Data for processing below:

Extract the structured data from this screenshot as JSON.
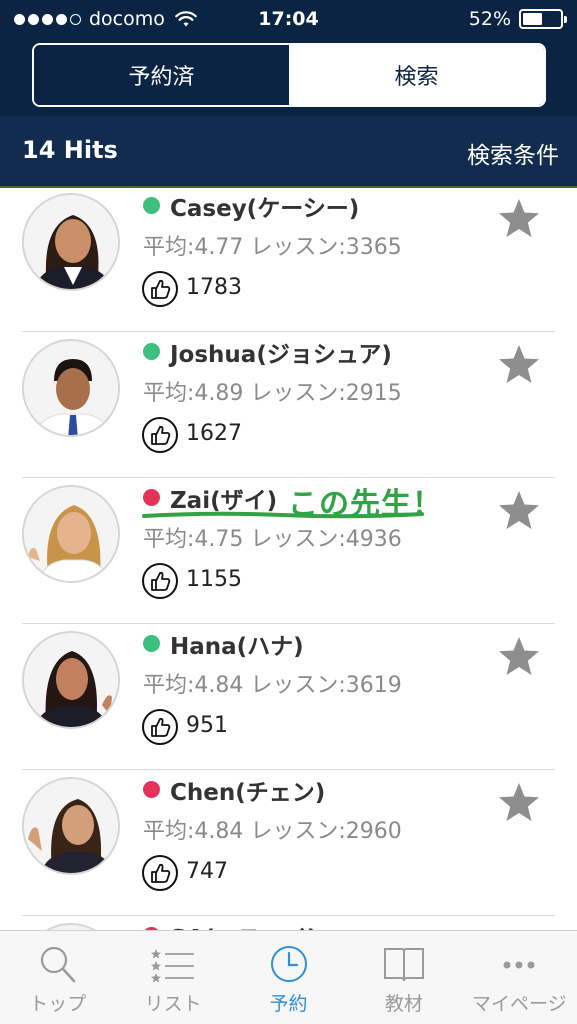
{
  "status_bar": {
    "carrier": "docomo",
    "time": "17:04",
    "battery": "52%",
    "battery_level": 0.52
  },
  "segment": {
    "reserved_label": "予約済",
    "search_label": "検索",
    "active": "search"
  },
  "hits": {
    "count_label": "14 Hits",
    "conditions_label": "検索条件"
  },
  "teachers": [
    {
      "name": "Casey(ケーシー)",
      "stats": "平均:4.77 レッスン:3365",
      "likes": "1783",
      "status": "online"
    },
    {
      "name": "Joshua(ジョシュア)",
      "stats": "平均:4.89 レッスン:2915",
      "likes": "1627",
      "status": "online"
    },
    {
      "name": "Zai(ザイ)",
      "stats": "平均:4.75 レッスン:4936",
      "likes": "1155",
      "status": "offline"
    },
    {
      "name": "Hana(ハナ)",
      "stats": "平均:4.84 レッスン:3619",
      "likes": "951",
      "status": "online"
    },
    {
      "name": "Chen(チェン)",
      "stats": "平均:4.84 レッスン:2960",
      "likes": "747",
      "status": "offline"
    },
    {
      "name": "SA(エスエイ)",
      "stats": "",
      "likes": "",
      "status": "offline"
    }
  ],
  "annotation": {
    "text": "この先生！"
  },
  "tabs": [
    {
      "label": "トップ",
      "icon": "search-icon"
    },
    {
      "label": "リスト",
      "icon": "list-icon"
    },
    {
      "label": "予約",
      "icon": "clock-icon",
      "active": true
    },
    {
      "label": "教材",
      "icon": "book-icon"
    },
    {
      "label": "マイページ",
      "icon": "more-icon"
    }
  ],
  "colors": {
    "header_bg": "#0b2444",
    "subheader_bg": "#112c4f",
    "online": "#3dbf7d",
    "offline": "#e5325a",
    "star": "#8e8e8e",
    "annotation": "#31a345",
    "tab_active": "#2f8fd8",
    "tab_inactive": "#9a9a9a"
  }
}
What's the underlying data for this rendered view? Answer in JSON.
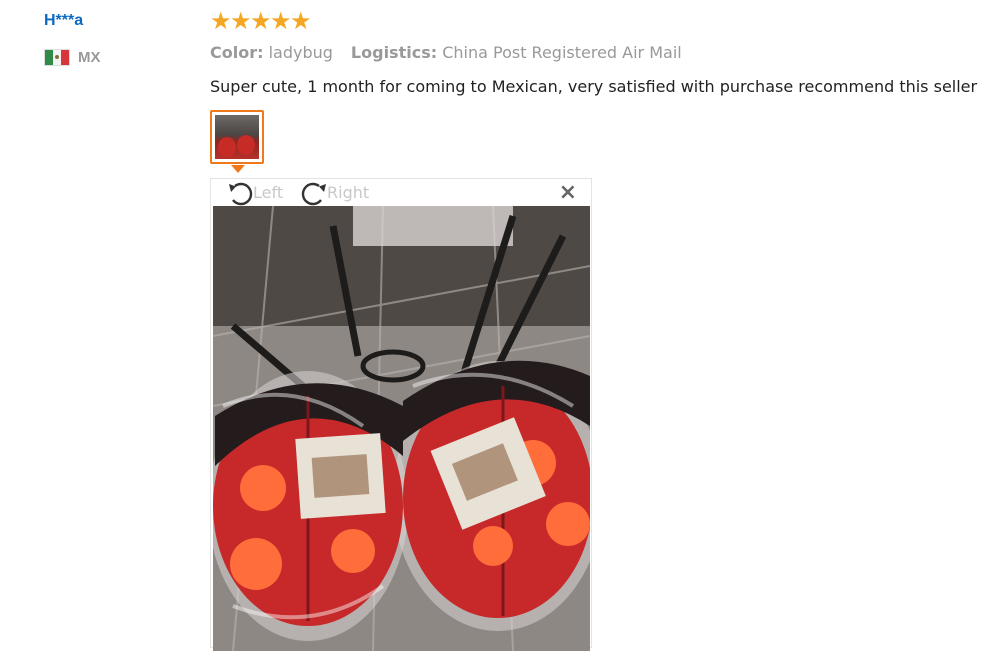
{
  "reviewer": {
    "name": "H***a",
    "country_code": "MX",
    "flag_icon": "mexico-flag-icon"
  },
  "rating": {
    "stars": 5,
    "max": 5,
    "color": "#f5a623"
  },
  "meta": {
    "color_label": "Color:",
    "color_value": "ladybug",
    "logistics_label": "Logistics:",
    "logistics_value": "China Post Registered Air Mail"
  },
  "review": {
    "text": "Super cute, 1 month for coming to Mexican, very satisfied with purchase recommend this seller"
  },
  "viewer": {
    "rotate_left_label": "Left",
    "rotate_right_label": "Right",
    "close_symbol": "×",
    "accent": "#f07a1a"
  }
}
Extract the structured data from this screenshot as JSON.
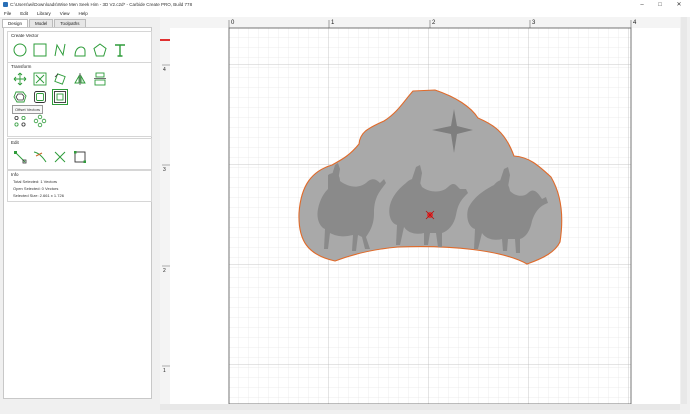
{
  "window": {
    "title": "C:\\Users\\wi\\Downloads\\Wise Men Seek Him - 3D V2.c2d* - Carbide Create PRO, Build 778",
    "minimize_icon": "minimize-icon",
    "maximize_icon": "maximize-icon",
    "close_icon": "close-icon"
  },
  "menu": [
    "File",
    "Edit",
    "Library",
    "View",
    "Help"
  ],
  "tabs": [
    "Design",
    "Model",
    "Toolpaths"
  ],
  "panel": {
    "create_vector": {
      "title": "Create Vector",
      "tools": [
        "circle-icon",
        "rectangle-icon",
        "polyline-icon",
        "curve-icon",
        "polygon-icon",
        "text-icon"
      ]
    },
    "transform": {
      "title": "Transform",
      "tools": [
        "move-icon",
        "scale-icon",
        "rotate-icon",
        "mirror-icon",
        "align-icon",
        "offset-icon",
        "boolean-icon",
        "boundary-icon",
        "circular-array-icon",
        "array-icon"
      ],
      "tooltip": "Offset Vectors"
    },
    "edit": {
      "title": "Edit",
      "tools": [
        "node-edit-icon",
        "trim-icon",
        "join-icon",
        "bounding-box-icon"
      ]
    },
    "info": {
      "title": "Info",
      "total_selected": "Total Selected:  1 Vectors",
      "open_selected": "Open Selected:  0 Vectors",
      "selected_size": "Selected Size:  2.661 x 1.726"
    }
  },
  "canvas": {
    "ruler_x_labels": [
      "0",
      "1",
      "2",
      "3",
      "4"
    ],
    "ruler_y_labels": [
      "4",
      "3",
      "2",
      "1"
    ],
    "accent": "#e06a2a",
    "shape_fill": "#a9a9a9",
    "ruler_marker_color": "#e03030"
  }
}
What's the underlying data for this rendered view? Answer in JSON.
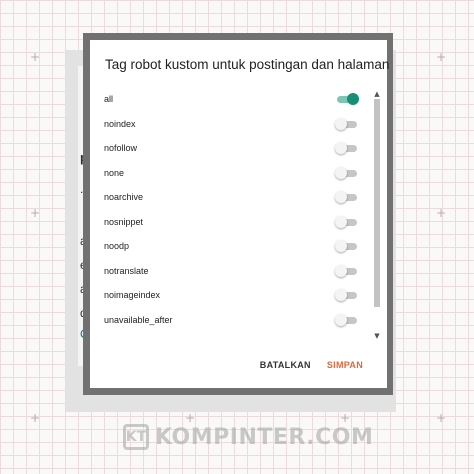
{
  "dialog": {
    "title": "Tag robot kustom untuk postingan dan halaman",
    "options": [
      {
        "label": "all",
        "enabled": true
      },
      {
        "label": "noindex",
        "enabled": false
      },
      {
        "label": "nofollow",
        "enabled": false
      },
      {
        "label": "none",
        "enabled": false
      },
      {
        "label": "noarchive",
        "enabled": false
      },
      {
        "label": "nosnippet",
        "enabled": false
      },
      {
        "label": "noodp",
        "enabled": false
      },
      {
        "label": "notranslate",
        "enabled": false
      },
      {
        "label": "noimageindex",
        "enabled": false
      },
      {
        "label": "unavailable_after",
        "enabled": false
      }
    ],
    "cancel_label": "BATALKAN",
    "save_label": "SIMPAN"
  },
  "background_page": {
    "fragments": [
      "pe",
      ".t",
      "ac",
      "er",
      "al",
      "da",
      "Co"
    ]
  },
  "watermark": {
    "logo": "KT",
    "text": "KOMPINTER.COM"
  },
  "colors": {
    "toggle_on": "#168f76",
    "toggle_track_on": "#7cc7b4",
    "save_accent": "#e0683a",
    "dialog_frame": "#717171"
  },
  "icons": {
    "scroll_up": "scroll-up-arrow-icon",
    "scroll_down": "scroll-down-arrow-icon"
  }
}
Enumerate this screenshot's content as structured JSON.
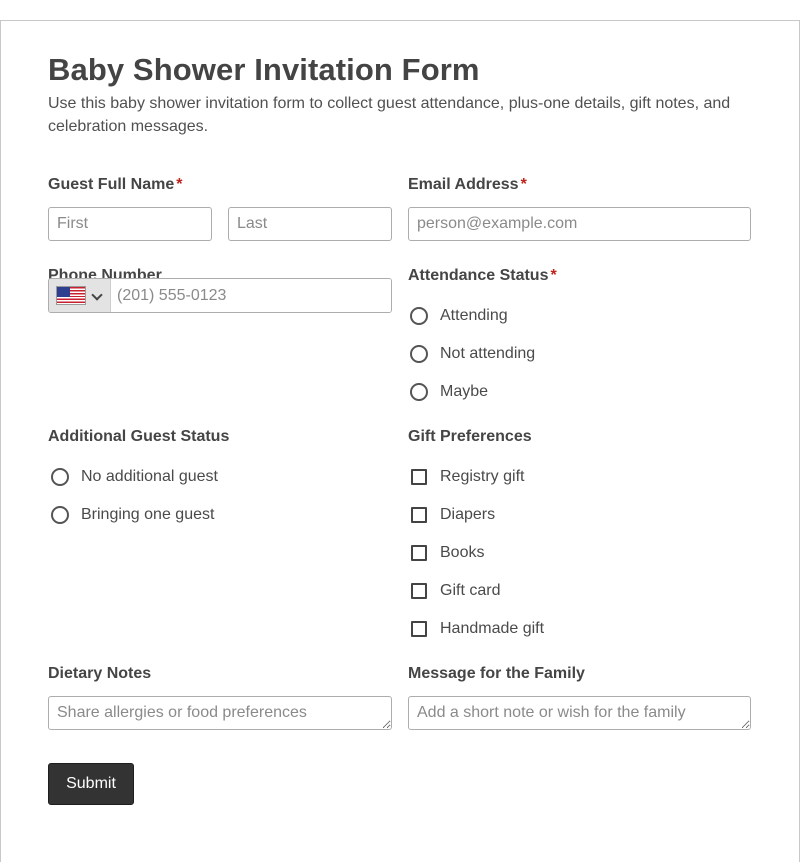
{
  "form": {
    "title": "Baby Shower Invitation Form",
    "description": "Use this baby shower invitation form to collect guest attendance, plus-one details, gift notes, and celebration messages.",
    "required_mark": "*"
  },
  "guest_name": {
    "label": "Guest Full Name",
    "first_placeholder": "First",
    "last_placeholder": "Last"
  },
  "email": {
    "label": "Email Address",
    "placeholder": "person@example.com"
  },
  "phone": {
    "label": "Phone Number",
    "country_flag": "us-flag-icon",
    "placeholder": "(201) 555-0123"
  },
  "attendance": {
    "label": "Attendance Status",
    "options": [
      "Attending",
      "Not attending",
      "Maybe"
    ]
  },
  "additional_guest": {
    "label": "Additional Guest Status",
    "options": [
      "No additional guest",
      "Bringing one guest"
    ]
  },
  "gifts": {
    "label": "Gift Preferences",
    "options": [
      "Registry gift",
      "Diapers",
      "Books",
      "Gift card",
      "Handmade gift"
    ]
  },
  "dietary": {
    "label": "Dietary Notes",
    "placeholder": "Share allergies or food preferences"
  },
  "message": {
    "label": "Message for the Family",
    "placeholder": "Add a short note or wish for the family"
  },
  "submit": {
    "label": "Submit"
  },
  "colors": {
    "required": "#c0221c",
    "button": "#333333",
    "border": "#adadad",
    "text": "#444444"
  }
}
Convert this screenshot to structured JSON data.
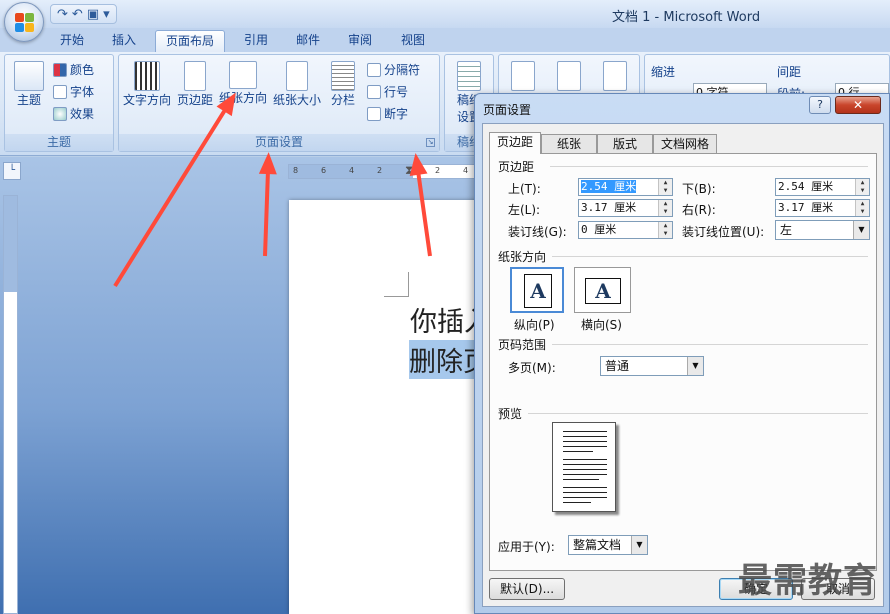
{
  "window": {
    "title": "文档 1 - Microsoft Word"
  },
  "qat": {
    "undo": "↶",
    "redo": "↷",
    "save": "▣",
    "customize": "▾"
  },
  "tabs": [
    {
      "label": "开始"
    },
    {
      "label": "插入"
    },
    {
      "label": "页面布局"
    },
    {
      "label": "引用"
    },
    {
      "label": "邮件"
    },
    {
      "label": "审阅"
    },
    {
      "label": "视图"
    }
  ],
  "ribbon": {
    "theme_group": {
      "label": "主题",
      "themes": "主题",
      "colors": "颜色",
      "fonts": "字体",
      "effects": "效果"
    },
    "page_setup_group": {
      "label": "页面设置",
      "text_direction": "文字方向",
      "margins": "页边距",
      "orientation": "纸张方向",
      "size": "纸张大小",
      "columns": "分栏",
      "breaks": "分隔符",
      "line_numbers": "行号",
      "hyphenation": "断字"
    },
    "draft_group": {
      "label": "稿纸",
      "draft_line1": "稿纸",
      "draft_line2": "设置"
    },
    "paragraph": {
      "indent": "缩进",
      "spacing": "间距",
      "indent_left_value": "0 字符",
      "spacing_before_label": "段前:",
      "spacing_before_value": "0 行"
    }
  },
  "ruler": {
    "ticks": [
      "8",
      "6",
      "4",
      "2",
      "2",
      "4"
    ]
  },
  "document": {
    "line1": "你插入",
    "line2": "删除页"
  },
  "dialog": {
    "title": "页面设置",
    "help": "?",
    "close": "✕",
    "tabs": [
      {
        "label": "页边距"
      },
      {
        "label": "纸张"
      },
      {
        "label": "版式"
      },
      {
        "label": "文档网格"
      }
    ],
    "margins_section": "页边距",
    "top_label": "上(T):",
    "top_value_sel": "2.54 厘米",
    "top_value": "",
    "bottom_label": "下(B):",
    "bottom_value": "2.54 厘米",
    "left_label": "左(L):",
    "left_value": "3.17 厘米",
    "right_label": "右(R):",
    "right_value": "3.17 厘米",
    "gutter_label": "装订线(G):",
    "gutter_value": "0 厘米",
    "gutter_pos_label": "装订线位置(U):",
    "gutter_pos_value": "左",
    "orientation_section": "纸张方向",
    "portrait": "纵向(P)",
    "landscape": "横向(S)",
    "orientation_glyph": "A",
    "pages_section": "页码范围",
    "multiple_pages_label": "多页(M):",
    "multiple_pages_value": "普通",
    "preview_section": "预览",
    "apply_label": "应用于(Y):",
    "apply_value": "整篇文档",
    "default_button": "默认(D)...",
    "ok_button": "确定",
    "cancel_button": "取消"
  },
  "watermark": "最需教育"
}
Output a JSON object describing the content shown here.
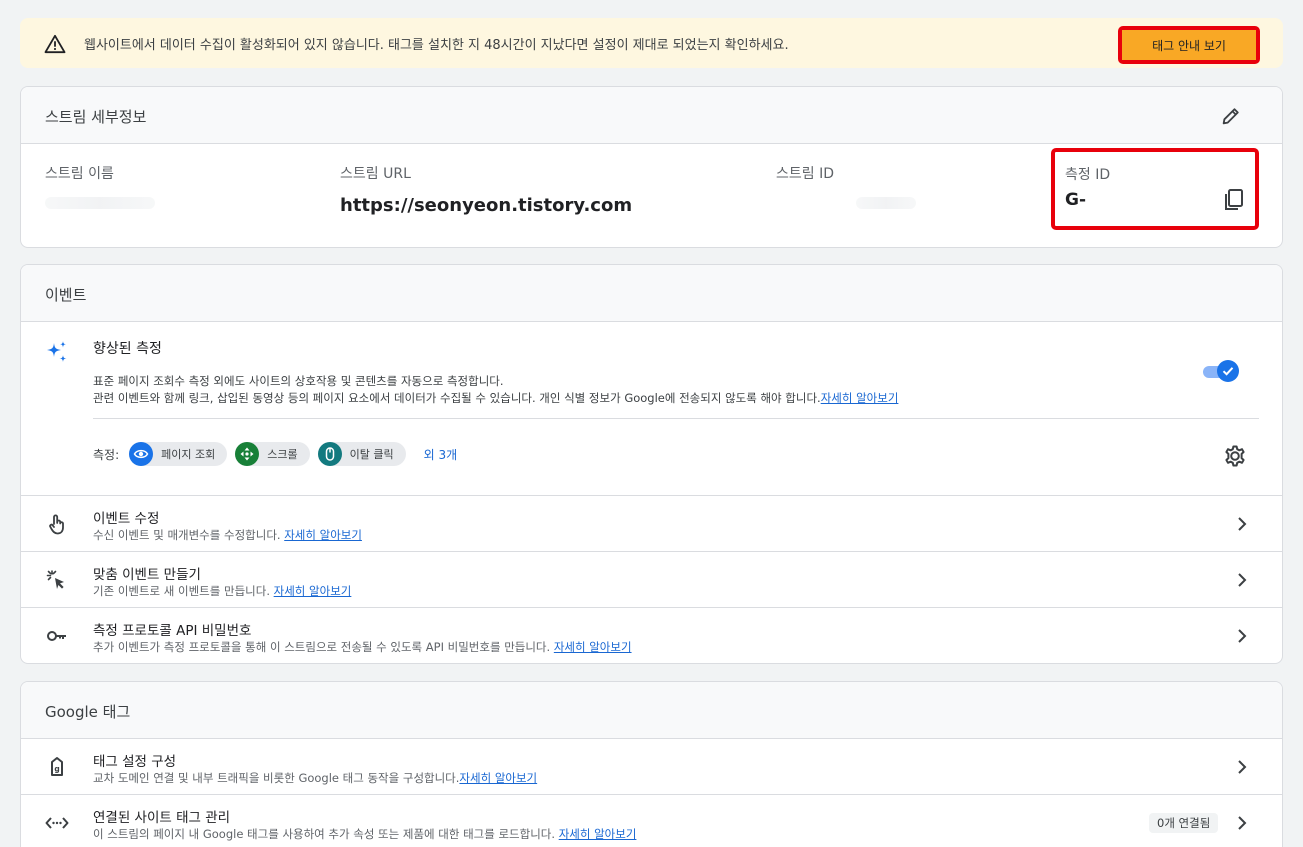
{
  "banner": {
    "message": "웹사이트에서 데이터 수집이 활성화되어 있지 않습니다. 태그를 설치한 지 48시간이 지났다면 설정이 제대로 되었는지 확인하세요.",
    "button_label": "태그 안내 보기"
  },
  "stream_details": {
    "title": "스트림 세부정보",
    "fields": {
      "name": {
        "label": "스트림 이름",
        "value": ""
      },
      "url": {
        "label": "스트림 URL",
        "value": "https://seonyeon.tistory.com"
      },
      "stream_id": {
        "label": "스트림 ID",
        "value": ""
      },
      "measurement_id": {
        "label": "측정 ID",
        "value": "G-"
      }
    }
  },
  "events": {
    "title": "이벤트",
    "enhanced": {
      "name": "향상된 측정",
      "desc_line1": "표준 페이지 조회수 측정 외에도 사이트의 상호작용 및 콘텐츠를 자동으로 측정합니다.",
      "desc_line2": "관련 이벤트와 함께 링크, 삽입된 동영상 등의 페이지 요소에서 데이터가 수집될 수 있습니다. 개인 식별 정보가 Google에 전송되지 않도록 해야 합니다.",
      "learn_more": "자세히 알아보기",
      "measure_label": "측정:",
      "chips": [
        {
          "label": "페이지 조회",
          "icon": "eye-icon",
          "color": "#1a73e8"
        },
        {
          "label": "스크롤",
          "icon": "scroll-icon",
          "color": "#188038"
        },
        {
          "label": "이탈 클릭",
          "icon": "mouse-icon",
          "color": "#137a7f"
        }
      ],
      "more": "외 3개",
      "enabled": true
    },
    "rows": [
      {
        "title": "이벤트 수정",
        "sub": "수신 이벤트 및 매개변수를 수정합니다.",
        "link": "자세히 알아보기",
        "icon": "touch-icon"
      },
      {
        "title": "맞춤 이벤트 만들기",
        "sub": "기존 이벤트로 새 이벤트를 만듭니다.",
        "link": "자세히 알아보기",
        "icon": "click-sparkle-icon"
      },
      {
        "title": "측정 프로토콜 API 비밀번호",
        "sub": "추가 이벤트가 측정 프로토콜을 통해 이 스트림으로 전송될 수 있도록 API 비밀번호를 만듭니다.",
        "link": "자세히 알아보기",
        "icon": "key-icon"
      }
    ]
  },
  "google_tag": {
    "title": "Google 태그",
    "rows": [
      {
        "title": "태그 설정 구성",
        "sub": "교차 도메인 연결 및 내부 트래픽을 비롯한 Google 태그 동작을 구성합니다.",
        "link": "자세히 알아보기",
        "icon": "tag-icon"
      },
      {
        "title": "연결된 사이트 태그 관리",
        "sub": "이 스트림의 페이지 내 Google 태그를 사용하여 추가 속성 또는 제품에 대한 태그를 로드합니다.",
        "link": "자세히 알아보기",
        "icon": "code-icon",
        "badge": "0개 연결됨"
      }
    ]
  },
  "colors": {
    "accent": "#1a73e8",
    "highlight": "#e8000b",
    "button": "#f9a825",
    "banner_bg": "#fef7e0"
  }
}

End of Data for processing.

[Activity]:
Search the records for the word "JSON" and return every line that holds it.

[Solution for this task]:
Extract the structured data from this screenshot as JSON.
What's the underlying data for this rendered view? Answer in JSON.
Extract the structured data from this screenshot as JSON.
What's the underlying data for this rendered view? Answer in JSON.
Enumerate this screenshot's content as structured JSON.
Convert this screenshot to structured JSON data.
Output a JSON object describing the content shown here.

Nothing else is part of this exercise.